## Exercise objective
Look through the listing below, and wherever a line has the string "计算机名", pull it out.

┌──

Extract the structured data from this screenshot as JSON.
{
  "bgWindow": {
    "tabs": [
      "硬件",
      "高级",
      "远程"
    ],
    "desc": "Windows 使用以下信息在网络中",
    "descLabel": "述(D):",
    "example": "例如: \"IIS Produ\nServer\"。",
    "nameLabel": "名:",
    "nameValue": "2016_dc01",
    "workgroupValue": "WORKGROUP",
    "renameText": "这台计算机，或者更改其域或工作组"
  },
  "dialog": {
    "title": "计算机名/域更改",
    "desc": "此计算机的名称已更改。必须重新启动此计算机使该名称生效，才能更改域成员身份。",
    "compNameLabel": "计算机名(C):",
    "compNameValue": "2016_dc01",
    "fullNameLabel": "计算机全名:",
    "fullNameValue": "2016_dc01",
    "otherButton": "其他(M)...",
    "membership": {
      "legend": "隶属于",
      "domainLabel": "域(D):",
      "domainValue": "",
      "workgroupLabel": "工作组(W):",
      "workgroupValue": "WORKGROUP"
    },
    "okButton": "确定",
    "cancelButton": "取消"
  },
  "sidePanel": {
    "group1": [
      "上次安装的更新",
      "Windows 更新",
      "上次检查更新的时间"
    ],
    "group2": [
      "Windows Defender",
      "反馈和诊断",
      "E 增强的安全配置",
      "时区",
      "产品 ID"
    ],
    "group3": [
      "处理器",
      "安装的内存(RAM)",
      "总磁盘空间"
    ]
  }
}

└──

## Solution for this problem
    "title": "计算机名/域更改",
    "compNameLabel": "计算机名(C):",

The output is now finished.